[Saved entries]
▼▼▼

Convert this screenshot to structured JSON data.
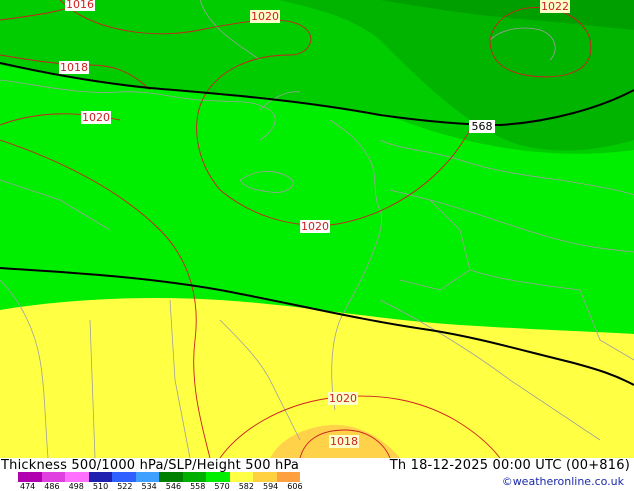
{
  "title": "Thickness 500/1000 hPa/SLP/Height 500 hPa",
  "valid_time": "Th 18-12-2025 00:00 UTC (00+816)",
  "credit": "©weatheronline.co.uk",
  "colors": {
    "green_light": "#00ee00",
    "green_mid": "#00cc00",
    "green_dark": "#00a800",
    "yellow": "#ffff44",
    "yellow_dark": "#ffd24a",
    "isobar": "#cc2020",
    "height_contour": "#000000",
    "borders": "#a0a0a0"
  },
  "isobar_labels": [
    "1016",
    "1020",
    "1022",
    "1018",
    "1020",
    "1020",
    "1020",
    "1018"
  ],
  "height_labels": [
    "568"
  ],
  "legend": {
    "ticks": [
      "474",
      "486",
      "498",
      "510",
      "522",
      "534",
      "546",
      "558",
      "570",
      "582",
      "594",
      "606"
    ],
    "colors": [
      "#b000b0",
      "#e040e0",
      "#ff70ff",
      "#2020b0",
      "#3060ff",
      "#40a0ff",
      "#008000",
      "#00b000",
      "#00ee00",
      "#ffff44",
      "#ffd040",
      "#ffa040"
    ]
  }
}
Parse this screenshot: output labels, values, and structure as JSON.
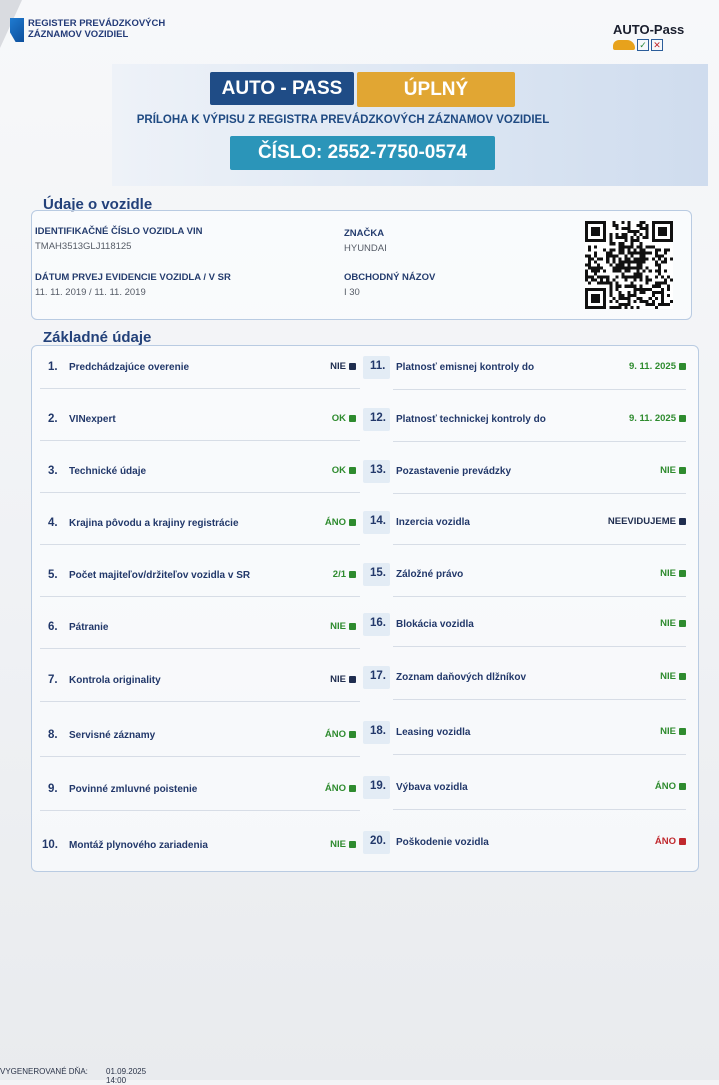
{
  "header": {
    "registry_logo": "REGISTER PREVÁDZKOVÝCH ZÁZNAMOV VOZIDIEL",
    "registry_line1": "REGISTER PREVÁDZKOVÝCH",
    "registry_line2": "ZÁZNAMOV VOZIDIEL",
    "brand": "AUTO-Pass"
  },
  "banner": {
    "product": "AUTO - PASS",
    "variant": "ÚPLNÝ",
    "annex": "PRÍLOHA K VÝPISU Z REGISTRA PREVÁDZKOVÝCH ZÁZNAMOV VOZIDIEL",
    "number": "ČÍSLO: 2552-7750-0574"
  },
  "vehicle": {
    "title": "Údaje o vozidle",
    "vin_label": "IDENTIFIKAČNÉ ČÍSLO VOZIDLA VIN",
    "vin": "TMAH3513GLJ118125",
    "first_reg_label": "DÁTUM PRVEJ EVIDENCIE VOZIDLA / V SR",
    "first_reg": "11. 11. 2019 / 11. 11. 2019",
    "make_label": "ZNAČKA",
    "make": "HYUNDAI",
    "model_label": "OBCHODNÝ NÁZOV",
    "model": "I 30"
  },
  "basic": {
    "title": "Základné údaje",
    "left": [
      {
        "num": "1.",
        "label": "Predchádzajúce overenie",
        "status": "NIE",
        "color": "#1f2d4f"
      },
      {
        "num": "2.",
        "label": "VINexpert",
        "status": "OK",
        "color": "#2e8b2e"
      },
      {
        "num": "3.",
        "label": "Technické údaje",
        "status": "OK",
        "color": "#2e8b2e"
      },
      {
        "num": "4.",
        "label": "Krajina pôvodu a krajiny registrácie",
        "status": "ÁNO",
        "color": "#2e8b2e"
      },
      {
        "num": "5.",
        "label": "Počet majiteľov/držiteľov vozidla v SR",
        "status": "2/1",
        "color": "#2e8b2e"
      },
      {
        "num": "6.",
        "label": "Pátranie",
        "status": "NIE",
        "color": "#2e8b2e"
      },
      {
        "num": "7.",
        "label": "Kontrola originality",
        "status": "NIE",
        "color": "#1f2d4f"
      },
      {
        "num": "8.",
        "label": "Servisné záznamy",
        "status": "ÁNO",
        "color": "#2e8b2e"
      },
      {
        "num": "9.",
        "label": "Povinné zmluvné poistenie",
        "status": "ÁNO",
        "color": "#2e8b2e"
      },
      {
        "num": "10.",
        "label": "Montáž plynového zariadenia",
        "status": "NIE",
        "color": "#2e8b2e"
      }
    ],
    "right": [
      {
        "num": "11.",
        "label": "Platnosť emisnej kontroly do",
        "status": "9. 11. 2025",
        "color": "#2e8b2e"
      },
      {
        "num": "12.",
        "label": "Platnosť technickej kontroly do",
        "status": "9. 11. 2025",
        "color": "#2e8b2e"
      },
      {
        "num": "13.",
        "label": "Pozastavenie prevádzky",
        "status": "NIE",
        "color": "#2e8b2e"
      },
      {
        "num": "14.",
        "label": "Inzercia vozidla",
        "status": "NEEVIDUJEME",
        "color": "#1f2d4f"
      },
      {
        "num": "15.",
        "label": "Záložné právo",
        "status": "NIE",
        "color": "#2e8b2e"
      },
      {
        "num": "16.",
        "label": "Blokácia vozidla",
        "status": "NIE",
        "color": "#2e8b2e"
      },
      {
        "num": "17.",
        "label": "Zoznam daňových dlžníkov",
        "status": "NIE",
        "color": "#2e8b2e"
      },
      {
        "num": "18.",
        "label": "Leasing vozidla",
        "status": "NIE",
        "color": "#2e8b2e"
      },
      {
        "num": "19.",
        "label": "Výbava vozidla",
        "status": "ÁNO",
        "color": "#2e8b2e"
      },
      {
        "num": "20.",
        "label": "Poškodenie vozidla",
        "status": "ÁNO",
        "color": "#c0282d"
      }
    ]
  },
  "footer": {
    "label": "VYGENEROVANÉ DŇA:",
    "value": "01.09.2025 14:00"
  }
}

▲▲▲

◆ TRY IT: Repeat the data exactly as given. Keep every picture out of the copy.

◆ ANSWER TO THE PROBLEM:
Convert this screenshot to structured JSON data.
{
  "title": "Thickness 500/1000 hPa/SLP/Height 500 hPa",
  "valid_time": "Th 18-12-2025 00:00 UTC (00+816)",
  "credit": "©weatheronline.co.uk",
  "colors": {
    "green_light": "#00ee00",
    "green_mid": "#00cc00",
    "green_dark": "#00a800",
    "yellow": "#ffff44",
    "yellow_dark": "#ffd24a",
    "isobar": "#cc2020",
    "height_contour": "#000000",
    "borders": "#a0a0a0"
  },
  "isobar_labels": [
    "1016",
    "1020",
    "1022",
    "1018",
    "1020",
    "1020",
    "1020",
    "1018"
  ],
  "height_labels": [
    "568"
  ],
  "legend": {
    "ticks": [
      "474",
      "486",
      "498",
      "510",
      "522",
      "534",
      "546",
      "558",
      "570",
      "582",
      "594",
      "606"
    ],
    "colors": [
      "#b000b0",
      "#e040e0",
      "#ff70ff",
      "#2020b0",
      "#3060ff",
      "#40a0ff",
      "#008000",
      "#00b000",
      "#00ee00",
      "#ffff44",
      "#ffd040",
      "#ffa040"
    ]
  }
}
Parse this screenshot: output labels, values, and structure as JSON.
{
  "header": {
    "registry_logo": "REGISTER PREVÁDZKOVÝCH ZÁZNAMOV VOZIDIEL",
    "registry_line1": "REGISTER PREVÁDZKOVÝCH",
    "registry_line2": "ZÁZNAMOV VOZIDIEL",
    "brand": "AUTO-Pass"
  },
  "banner": {
    "product": "AUTO - PASS",
    "variant": "ÚPLNÝ",
    "annex": "PRÍLOHA K VÝPISU Z REGISTRA PREVÁDZKOVÝCH ZÁZNAMOV VOZIDIEL",
    "number": "ČÍSLO: 2552-7750-0574"
  },
  "vehicle": {
    "title": "Údaje o vozidle",
    "vin_label": "IDENTIFIKAČNÉ ČÍSLO VOZIDLA VIN",
    "vin": "TMAH3513GLJ118125",
    "first_reg_label": "DÁTUM PRVEJ EVIDENCIE VOZIDLA / V SR",
    "first_reg": "11. 11. 2019 / 11. 11. 2019",
    "make_label": "ZNAČKA",
    "make": "HYUNDAI",
    "model_label": "OBCHODNÝ NÁZOV",
    "model": "I 30"
  },
  "basic": {
    "title": "Základné údaje",
    "left": [
      {
        "num": "1.",
        "label": "Predchádzajúce overenie",
        "status": "NIE",
        "color": "#1f2d4f"
      },
      {
        "num": "2.",
        "label": "VINexpert",
        "status": "OK",
        "color": "#2e8b2e"
      },
      {
        "num": "3.",
        "label": "Technické údaje",
        "status": "OK",
        "color": "#2e8b2e"
      },
      {
        "num": "4.",
        "label": "Krajina pôvodu a krajiny registrácie",
        "status": "ÁNO",
        "color": "#2e8b2e"
      },
      {
        "num": "5.",
        "label": "Počet majiteľov/držiteľov vozidla v SR",
        "status": "2/1",
        "color": "#2e8b2e"
      },
      {
        "num": "6.",
        "label": "Pátranie",
        "status": "NIE",
        "color": "#2e8b2e"
      },
      {
        "num": "7.",
        "label": "Kontrola originality",
        "status": "NIE",
        "color": "#1f2d4f"
      },
      {
        "num": "8.",
        "label": "Servisné záznamy",
        "status": "ÁNO",
        "color": "#2e8b2e"
      },
      {
        "num": "9.",
        "label": "Povinné zmluvné poistenie",
        "status": "ÁNO",
        "color": "#2e8b2e"
      },
      {
        "num": "10.",
        "label": "Montáž plynového zariadenia",
        "status": "NIE",
        "color": "#2e8b2e"
      }
    ],
    "right": [
      {
        "num": "11.",
        "label": "Platnosť emisnej kontroly do",
        "status": "9. 11. 2025",
        "color": "#2e8b2e"
      },
      {
        "num": "12.",
        "label": "Platnosť technickej kontroly do",
        "status": "9. 11. 2025",
        "color": "#2e8b2e"
      },
      {
        "num": "13.",
        "label": "Pozastavenie prevádzky",
        "status": "NIE",
        "color": "#2e8b2e"
      },
      {
        "num": "14.",
        "label": "Inzercia vozidla",
        "status": "NEEVIDUJEME",
        "color": "#1f2d4f"
      },
      {
        "num": "15.",
        "label": "Záložné právo",
        "status": "NIE",
        "color": "#2e8b2e"
      },
      {
        "num": "16.",
        "label": "Blokácia vozidla",
        "status": "NIE",
        "color": "#2e8b2e"
      },
      {
        "num": "17.",
        "label": "Zoznam daňových dlžníkov",
        "status": "NIE",
        "color": "#2e8b2e"
      },
      {
        "num": "18.",
        "label": "Leasing vozidla",
        "status": "NIE",
        "color": "#2e8b2e"
      },
      {
        "num": "19.",
        "label": "Výbava vozidla",
        "status": "ÁNO",
        "color": "#2e8b2e"
      },
      {
        "num": "20.",
        "label": "Poškodenie vozidla",
        "status": "ÁNO",
        "color": "#c0282d"
      }
    ]
  },
  "footer": {
    "label": "VYGENEROVANÉ DŇA:",
    "value": "01.09.2025 14:00"
  }
}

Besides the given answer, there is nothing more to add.